This insanely busy shopping district is unlike anything you will see in the West. One million people pass through its streets every day, and you will hear a multitude of languages. This is where you come to window shop or purchase fashion items and cosmetics.
Even if you’re trying to stay away from the tourist beaten path, or you have decided not to buy anything, at least take a walk through the streets of Myeongdong for the experience, the crowds, and the lights! At the very least you will realize that ice cream cones anywhere else are boring.
Final thoughts on Korea: One of the many things that we loved about Korea (and Japan) is that most of the attractions are completely free! The most popular ones, like Gyeongbokgung Palace, have a very small entrance fee of $3-$5. Traveling in Korea definitely does not have to be expensive.
Also, it’s clean. Not just clean. There is no garbage. Anywhere.

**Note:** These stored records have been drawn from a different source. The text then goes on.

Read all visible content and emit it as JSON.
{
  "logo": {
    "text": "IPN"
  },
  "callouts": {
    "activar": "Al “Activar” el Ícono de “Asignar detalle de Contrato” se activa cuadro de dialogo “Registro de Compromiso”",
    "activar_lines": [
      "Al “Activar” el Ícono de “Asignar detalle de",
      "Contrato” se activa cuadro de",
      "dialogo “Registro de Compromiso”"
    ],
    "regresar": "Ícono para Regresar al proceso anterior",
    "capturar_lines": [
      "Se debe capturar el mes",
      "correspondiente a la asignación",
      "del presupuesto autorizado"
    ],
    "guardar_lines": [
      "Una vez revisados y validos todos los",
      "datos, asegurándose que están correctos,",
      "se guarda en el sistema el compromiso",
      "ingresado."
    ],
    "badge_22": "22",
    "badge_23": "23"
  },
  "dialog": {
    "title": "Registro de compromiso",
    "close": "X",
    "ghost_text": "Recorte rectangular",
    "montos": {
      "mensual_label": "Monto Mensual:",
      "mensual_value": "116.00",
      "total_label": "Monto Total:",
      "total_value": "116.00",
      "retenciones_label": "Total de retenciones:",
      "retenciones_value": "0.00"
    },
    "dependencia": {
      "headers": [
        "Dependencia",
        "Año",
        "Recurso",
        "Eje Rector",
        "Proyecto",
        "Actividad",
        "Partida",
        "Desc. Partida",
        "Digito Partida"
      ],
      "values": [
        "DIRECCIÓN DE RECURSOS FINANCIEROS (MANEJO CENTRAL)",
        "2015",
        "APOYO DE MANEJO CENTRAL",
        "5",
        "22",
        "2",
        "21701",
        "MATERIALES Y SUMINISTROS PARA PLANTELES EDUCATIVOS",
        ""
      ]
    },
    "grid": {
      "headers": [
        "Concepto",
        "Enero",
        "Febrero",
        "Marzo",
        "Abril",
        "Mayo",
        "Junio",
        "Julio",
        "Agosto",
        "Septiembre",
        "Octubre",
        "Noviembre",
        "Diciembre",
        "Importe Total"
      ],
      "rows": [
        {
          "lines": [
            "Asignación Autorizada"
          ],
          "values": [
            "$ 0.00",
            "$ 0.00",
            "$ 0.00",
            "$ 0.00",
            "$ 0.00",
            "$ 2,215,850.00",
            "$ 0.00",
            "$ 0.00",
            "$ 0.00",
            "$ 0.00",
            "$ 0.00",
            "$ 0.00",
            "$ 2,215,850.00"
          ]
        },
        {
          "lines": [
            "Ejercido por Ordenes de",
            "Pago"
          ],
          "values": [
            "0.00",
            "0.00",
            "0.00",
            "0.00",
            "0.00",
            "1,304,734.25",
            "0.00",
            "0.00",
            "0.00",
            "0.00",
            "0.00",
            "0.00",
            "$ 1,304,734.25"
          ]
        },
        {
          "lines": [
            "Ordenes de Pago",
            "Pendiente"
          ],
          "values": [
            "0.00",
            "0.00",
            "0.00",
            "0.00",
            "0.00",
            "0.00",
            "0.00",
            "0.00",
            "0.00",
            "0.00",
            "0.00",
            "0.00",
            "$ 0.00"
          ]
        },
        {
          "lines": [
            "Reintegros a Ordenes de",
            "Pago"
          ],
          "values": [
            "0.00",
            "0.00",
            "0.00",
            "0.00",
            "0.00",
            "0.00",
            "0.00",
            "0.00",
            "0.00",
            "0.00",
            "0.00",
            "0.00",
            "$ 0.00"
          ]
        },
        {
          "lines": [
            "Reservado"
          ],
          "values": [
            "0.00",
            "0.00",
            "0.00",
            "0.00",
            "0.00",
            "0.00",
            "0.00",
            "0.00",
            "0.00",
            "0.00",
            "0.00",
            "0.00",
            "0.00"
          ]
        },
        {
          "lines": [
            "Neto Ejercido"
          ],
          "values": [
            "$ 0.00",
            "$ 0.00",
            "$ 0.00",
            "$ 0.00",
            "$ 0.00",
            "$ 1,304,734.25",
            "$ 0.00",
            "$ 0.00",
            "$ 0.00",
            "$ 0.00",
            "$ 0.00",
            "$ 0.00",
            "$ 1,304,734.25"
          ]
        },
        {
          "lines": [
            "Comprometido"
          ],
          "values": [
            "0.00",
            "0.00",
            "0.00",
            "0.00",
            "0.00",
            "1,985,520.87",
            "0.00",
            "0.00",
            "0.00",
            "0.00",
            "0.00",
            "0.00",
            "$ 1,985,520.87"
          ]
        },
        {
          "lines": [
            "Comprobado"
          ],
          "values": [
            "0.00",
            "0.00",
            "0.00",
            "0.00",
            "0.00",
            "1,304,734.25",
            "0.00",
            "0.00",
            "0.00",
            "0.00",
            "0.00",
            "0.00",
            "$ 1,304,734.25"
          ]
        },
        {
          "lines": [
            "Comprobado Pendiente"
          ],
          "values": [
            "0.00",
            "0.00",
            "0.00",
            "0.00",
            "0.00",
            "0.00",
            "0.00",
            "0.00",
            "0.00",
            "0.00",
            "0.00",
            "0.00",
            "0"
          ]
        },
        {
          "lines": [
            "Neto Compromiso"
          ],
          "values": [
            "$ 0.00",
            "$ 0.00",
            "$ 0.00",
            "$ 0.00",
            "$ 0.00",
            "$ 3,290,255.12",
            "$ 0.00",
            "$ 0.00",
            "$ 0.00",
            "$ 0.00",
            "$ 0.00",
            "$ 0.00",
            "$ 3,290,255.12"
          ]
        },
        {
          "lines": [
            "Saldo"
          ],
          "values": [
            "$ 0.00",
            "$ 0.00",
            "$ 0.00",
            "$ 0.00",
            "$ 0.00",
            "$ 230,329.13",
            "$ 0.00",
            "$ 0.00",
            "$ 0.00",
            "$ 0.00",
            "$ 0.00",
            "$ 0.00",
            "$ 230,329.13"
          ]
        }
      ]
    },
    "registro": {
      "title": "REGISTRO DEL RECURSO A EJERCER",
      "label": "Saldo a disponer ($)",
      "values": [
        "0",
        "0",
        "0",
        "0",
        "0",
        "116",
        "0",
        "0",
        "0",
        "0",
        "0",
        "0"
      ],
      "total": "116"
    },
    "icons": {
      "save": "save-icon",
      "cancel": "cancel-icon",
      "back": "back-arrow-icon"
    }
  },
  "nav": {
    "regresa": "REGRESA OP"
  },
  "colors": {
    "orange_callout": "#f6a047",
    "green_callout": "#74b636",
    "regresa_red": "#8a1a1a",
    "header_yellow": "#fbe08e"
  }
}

Do you realize how amazing this is in a city of TEN MILLION people? (If not, just look around the streets of New York City or Atlanta next time you’re in town.)
And, of course, nobody steals. Nobody steals anything. You could leave your latest $800 iGadget on a park bench and come back for it the next day.
What was your favorite experience in Korea? Or, if you haven’t been to Korea yet, what would you like to do or see while you are there?
Atlanta-Seoul on American Airlines
- Atlanta-Dallas-Seoul on American Airlines
- Spent 50,000 Alaska MileagePlan miles to fly Business Class on American Airlines
- Paid about $200 in taxes & Business Class upgrade
Seoul-Osaka on Japan Airlines
- Spent 10,000 American AAdvantage miles to fly Economy on Japan Airlines
- Paid about $15 in taxes
Tokyo-Atlanta on Japan Airlines & American Airlines
- Tokyo-San Diego on Japan Airlines
- San Diego-Charlotte-Atlanta on American Airlines
- Spent 50,000 American AAdvantage miles to fly Business Class
- Paid about $45 in taxes